I really like the main point made in this blog post. It focuses on quality conversations; what to avoid and instead what to focus on.

The way it describes people asking questions as detail for themselves reminds me of how students/attendees often take a few moments to work out their question audibly whilst asking it.

How often has this been the case with you and by the end someone has actually answered their own question? I like it, people often say “thank you” and all I’ve done is listen! This is almost like a coaching skill, where really the person knows the answer and we are just helping them to get there.

The next part of the blog post urges us, after the person has verbalised their questions and details in the conversation, is to ask “what was the question again?” I also like this tip as it helps someone clarify their thoughts into a more summative statement or precise question.

Do you recognise this from your classes? Do you allow the time for someone to verbalise their question? Do you follow up for the real underlying question?

Sometimes the underlying question can be more about the individual than it is about the topic. I find questions about content are often wrapped up in “how can I do that?” or “I can’t do that” or another driving factor. These are the ones we need to get to in order to make a real impact on behaviour change and performance improvement.

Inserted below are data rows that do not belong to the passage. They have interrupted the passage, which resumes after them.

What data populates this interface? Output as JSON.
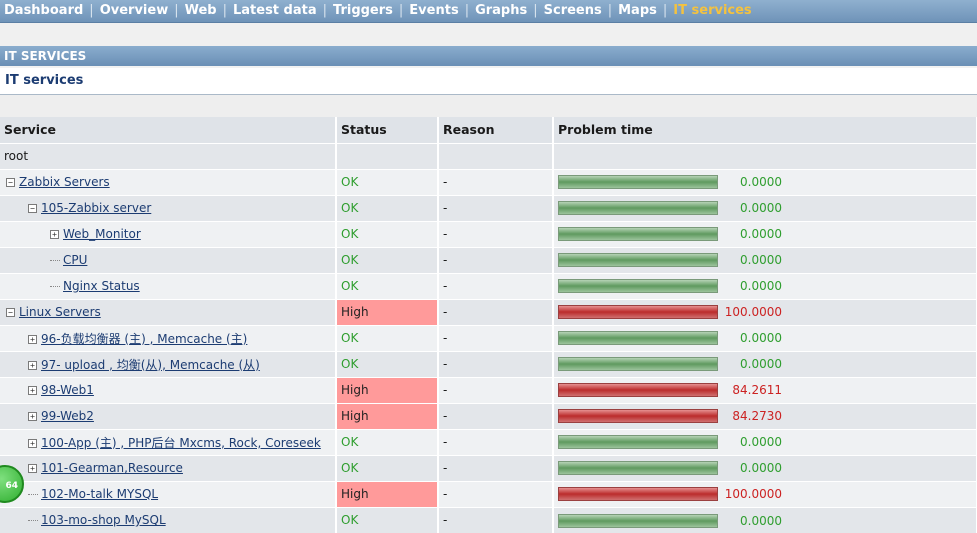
{
  "nav": {
    "items": [
      {
        "label": "Dashboard",
        "active": false
      },
      {
        "label": "Overview",
        "active": false
      },
      {
        "label": "Web",
        "active": false
      },
      {
        "label": "Latest data",
        "active": false
      },
      {
        "label": "Triggers",
        "active": false
      },
      {
        "label": "Events",
        "active": false
      },
      {
        "label": "Graphs",
        "active": false
      },
      {
        "label": "Screens",
        "active": false
      },
      {
        "label": "Maps",
        "active": false
      },
      {
        "label": "IT services",
        "active": true
      }
    ],
    "separator": "|"
  },
  "section_header": "IT SERVICES",
  "page_title": "IT services",
  "table": {
    "columns": [
      "Service",
      "Status",
      "Reason",
      "Problem time"
    ],
    "root_label": "root",
    "rows": [
      {
        "service": "Zabbix Servers",
        "level": 0,
        "expand": "-",
        "status": "OK",
        "reason": "-",
        "problem_time": "0.0000",
        "problem_pct": 0
      },
      {
        "service": "105-Zabbix server",
        "level": 1,
        "expand": "-",
        "status": "OK",
        "reason": "-",
        "problem_time": "0.0000",
        "problem_pct": 0
      },
      {
        "service": "Web_Monitor",
        "level": 2,
        "expand": "+",
        "status": "OK",
        "reason": "-",
        "problem_time": "0.0000",
        "problem_pct": 0
      },
      {
        "service": "CPU",
        "level": 2,
        "expand": "",
        "status": "OK",
        "reason": "-",
        "problem_time": "0.0000",
        "problem_pct": 0
      },
      {
        "service": "Nginx Status",
        "level": 2,
        "expand": "",
        "status": "OK",
        "reason": "-",
        "problem_time": "0.0000",
        "problem_pct": 0
      },
      {
        "service": "Linux Servers",
        "level": 0,
        "expand": "-",
        "status": "High",
        "reason": "-",
        "problem_time": "100.0000",
        "problem_pct": 100
      },
      {
        "service": "96-负载均衡器 (主) , Memcache (主)",
        "level": 1,
        "expand": "+",
        "status": "OK",
        "reason": "-",
        "problem_time": "0.0000",
        "problem_pct": 0
      },
      {
        "service": "97- upload , 均衡(从), Memcache (从)",
        "level": 1,
        "expand": "+",
        "status": "OK",
        "reason": "-",
        "problem_time": "0.0000",
        "problem_pct": 0
      },
      {
        "service": "98-Web1",
        "level": 1,
        "expand": "+",
        "status": "High",
        "reason": "-",
        "problem_time": "84.2611",
        "problem_pct": 84.2611
      },
      {
        "service": "99-Web2",
        "level": 1,
        "expand": "+",
        "status": "High",
        "reason": "-",
        "problem_time": "84.2730",
        "problem_pct": 84.273
      },
      {
        "service": "100-App (主) , PHP后台 Mxcms, Rock, Coreseek",
        "level": 1,
        "expand": "+",
        "status": "OK",
        "reason": "-",
        "problem_time": "0.0000",
        "problem_pct": 0
      },
      {
        "service": "101-Gearman,Resource",
        "level": 1,
        "expand": "+",
        "status": "OK",
        "reason": "-",
        "problem_time": "0.0000",
        "problem_pct": 0
      },
      {
        "service": "102-Mo-talk MYSQL",
        "level": 1,
        "expand": "",
        "status": "High",
        "reason": "-",
        "problem_time": "100.0000",
        "problem_pct": 100
      },
      {
        "service": "103-mo-shop MySQL",
        "level": 1,
        "expand": "",
        "status": "OK",
        "reason": "-",
        "problem_time": "0.0000",
        "problem_pct": 0
      }
    ]
  },
  "badge": {
    "text": "64"
  },
  "colors": {
    "ok": "#2f9e2f",
    "high_bg": "#ff9a9a",
    "bad_text": "#cc2222",
    "nav_active": "#f4c23f"
  }
}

I’m interested in your thoughts to contrast this, questions about it and stories to share, comment below.